* EXERCISE INSTRUCTIONS
Scanning the entries below, copy every line that contains the word "text".

App and web page records
=== Begin Enclosure ===

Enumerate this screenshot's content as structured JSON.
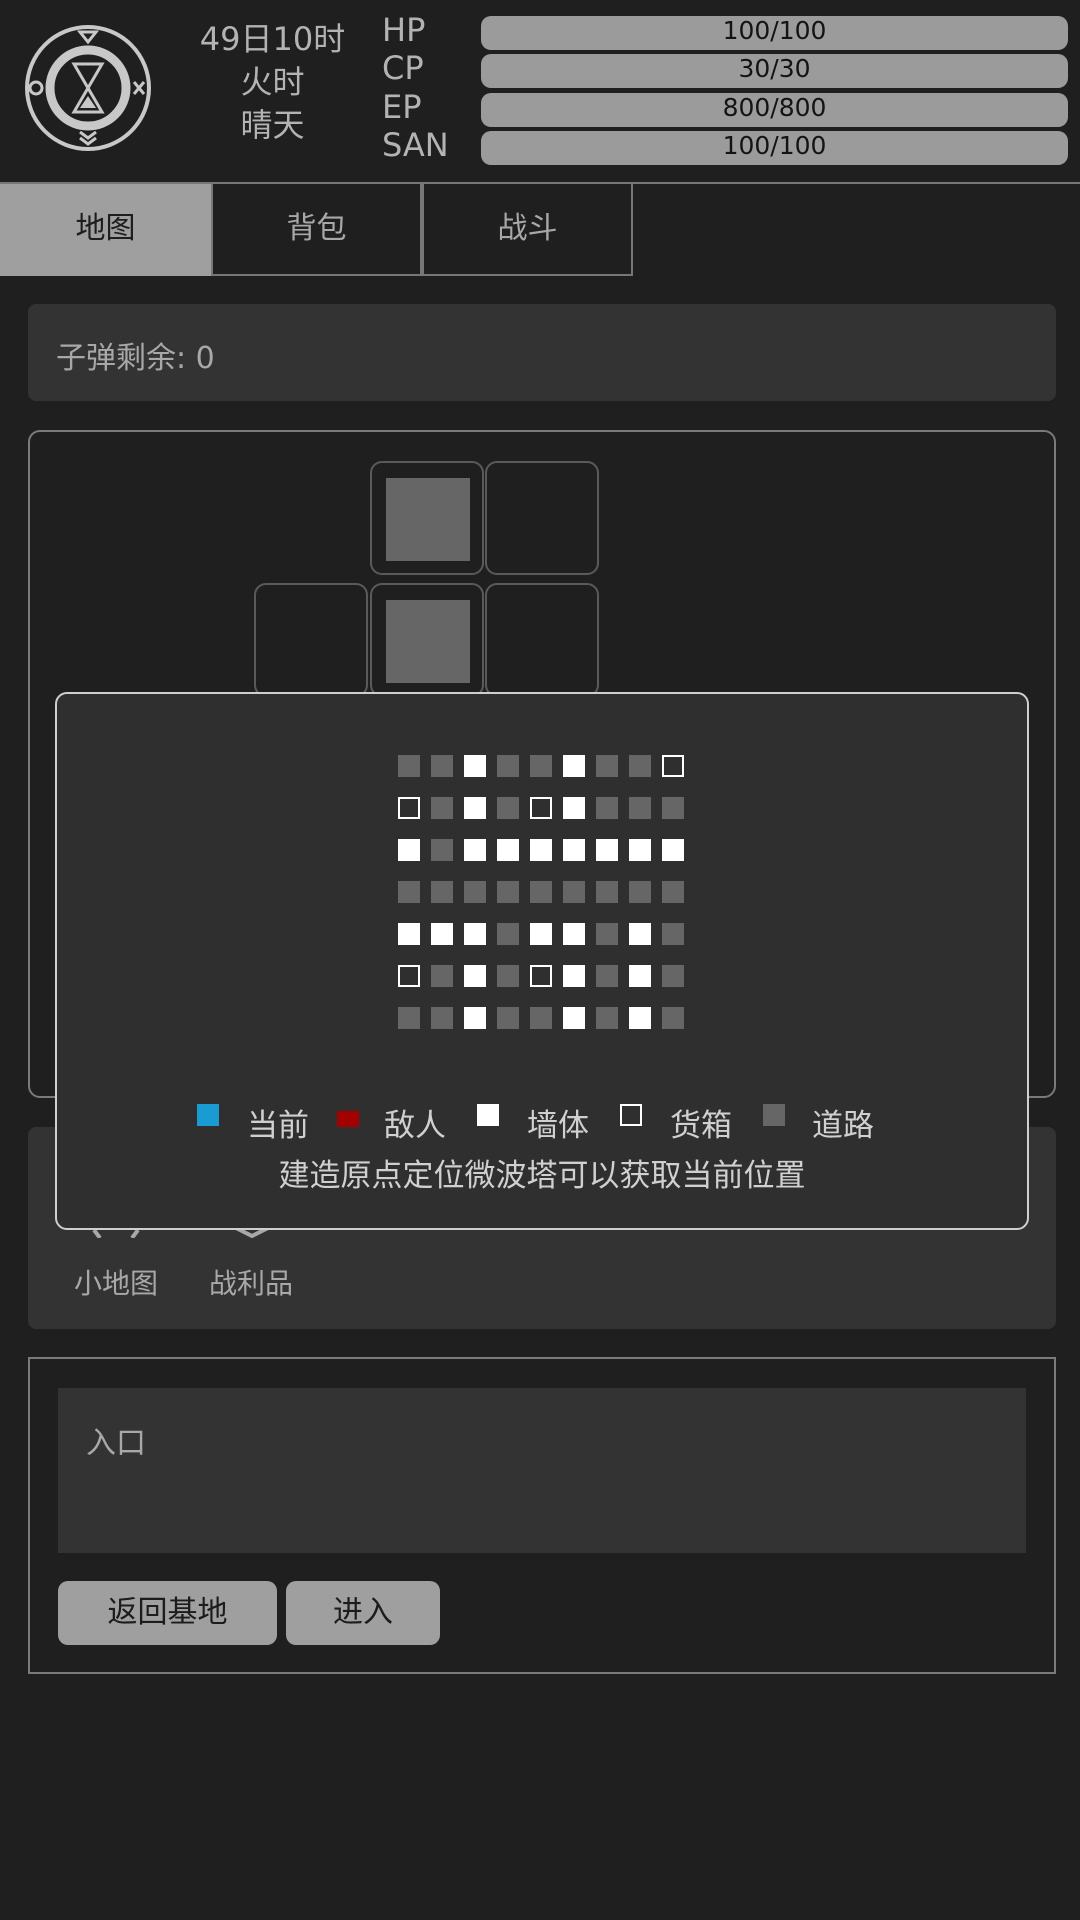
{
  "header": {
    "time": "49日10时",
    "period": "火时",
    "weather": "晴天",
    "stats": [
      {
        "label": "HP",
        "value": "100/100"
      },
      {
        "label": "CP",
        "value": "30/30"
      },
      {
        "label": "EP",
        "value": "800/800"
      },
      {
        "label": "SAN",
        "value": "100/100"
      }
    ]
  },
  "tabs": [
    {
      "label": "地图",
      "active": true
    },
    {
      "label": "背包",
      "active": false
    },
    {
      "label": "战斗",
      "active": false
    }
  ],
  "ammo": {
    "text": "子弹剩余: 0"
  },
  "tools": [
    {
      "label": "小地图",
      "icon": "map-icon"
    },
    {
      "label": "战利品",
      "icon": "loot-icon"
    }
  ],
  "entrance": {
    "text": "入口"
  },
  "buttons": {
    "return": "返回基地",
    "enter": "进入"
  },
  "modal": {
    "legend": [
      {
        "label": "当前",
        "kind": "current",
        "color": "#1a9bd1"
      },
      {
        "label": "敌人",
        "kind": "enemy",
        "color": "#a30000"
      },
      {
        "label": "墙体",
        "kind": "wall",
        "color": "#ffffff"
      },
      {
        "label": "货箱",
        "kind": "crate",
        "color": "#ffffff"
      },
      {
        "label": "道路",
        "kind": "road",
        "color": "#666666"
      }
    ],
    "hint": "建造原点定位微波塔可以获取当前位置",
    "grid": [
      [
        "road",
        "road",
        "wall",
        "road",
        "road",
        "wall",
        "road",
        "road",
        "crate"
      ],
      [
        "crate",
        "road",
        "wall",
        "road",
        "crate",
        "wall",
        "road",
        "road",
        "road"
      ],
      [
        "wall",
        "road",
        "wall",
        "wall",
        "wall",
        "wall",
        "wall",
        "wall",
        "wall"
      ],
      [
        "road",
        "road",
        "road",
        "road",
        "road",
        "road",
        "road",
        "road",
        "road"
      ],
      [
        "wall",
        "wall",
        "wall",
        "road",
        "wall",
        "wall",
        "road",
        "wall",
        "road"
      ],
      [
        "crate",
        "road",
        "wall",
        "road",
        "crate",
        "wall",
        "road",
        "wall",
        "road"
      ],
      [
        "road",
        "road",
        "wall",
        "road",
        "road",
        "wall",
        "road",
        "wall",
        "road"
      ]
    ]
  }
}
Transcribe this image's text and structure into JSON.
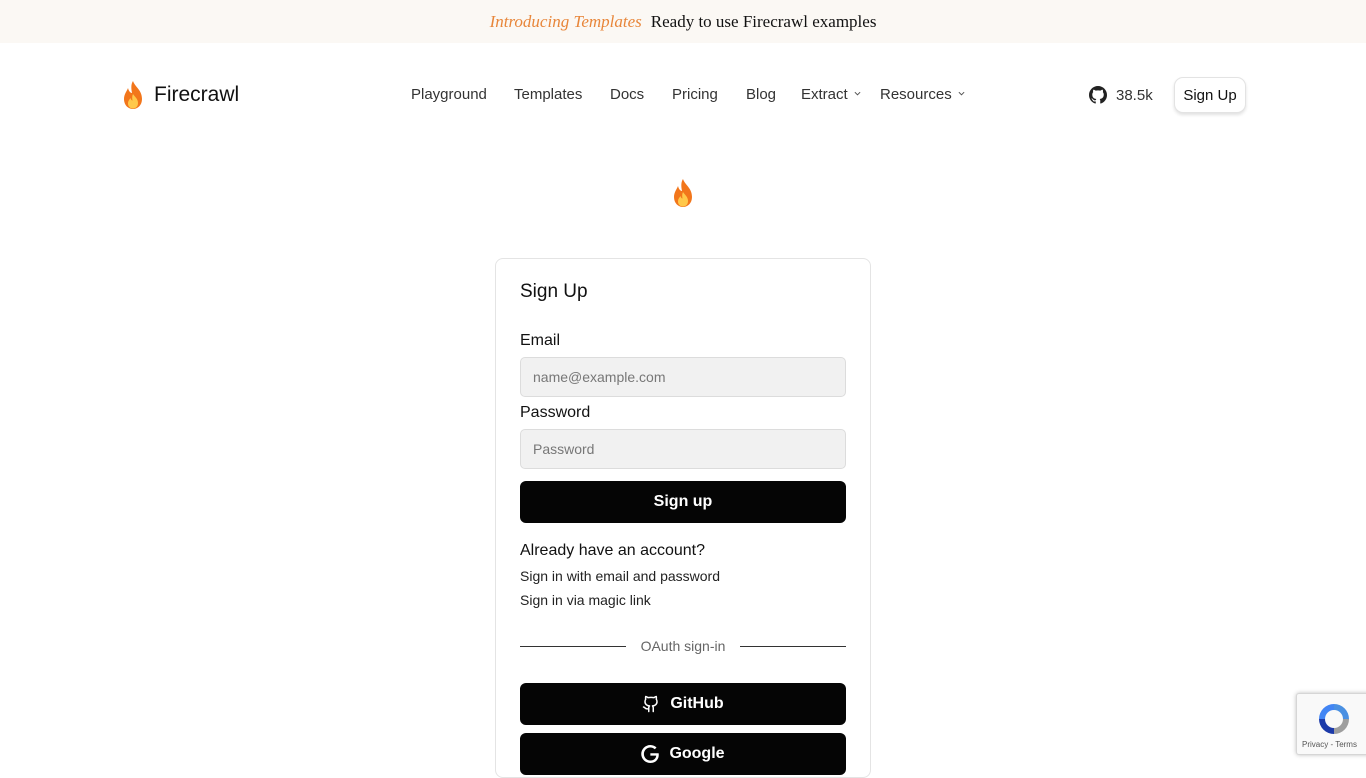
{
  "banner": {
    "promo": "Introducing Templates",
    "tagline": "Ready to use Firecrawl examples"
  },
  "header": {
    "logo_icon": "fire-icon",
    "brand": "Firecrawl",
    "nav": [
      {
        "label": "Playground"
      },
      {
        "label": "Templates"
      },
      {
        "label": "Docs"
      },
      {
        "label": "Pricing"
      },
      {
        "label": "Blog"
      },
      {
        "label": "Extract",
        "dropdown": true
      },
      {
        "label": "Resources",
        "dropdown": true
      }
    ],
    "github_icon": "github-icon",
    "github_stars": "38.5k",
    "signup_label": "Sign Up"
  },
  "center_icon": "fire-icon",
  "form": {
    "title": "Sign Up",
    "email_label": "Email",
    "email_placeholder": "name@example.com",
    "email_value": "",
    "password_label": "Password",
    "password_placeholder": "Password",
    "password_value": "",
    "submit_label": "Sign up",
    "already": "Already have an account?",
    "signin_email": "Sign in with email and password",
    "signin_magic": "Sign in via magic link",
    "oauth_divider": "OAuth sign-in",
    "github_label": "GitHub",
    "google_label": "Google"
  },
  "recaptcha": {
    "links": "Privacy - Terms"
  },
  "colors": {
    "accent": "#e8863a",
    "banner_bg": "#fbf8f4",
    "button_bg": "#050505",
    "input_bg": "#f1f1f1"
  }
}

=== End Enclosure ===

* TASK RESPONSE
    "text": "子弹剩余: 0"
    "text": "入口"
Transcribe this image's text and structure into JSON.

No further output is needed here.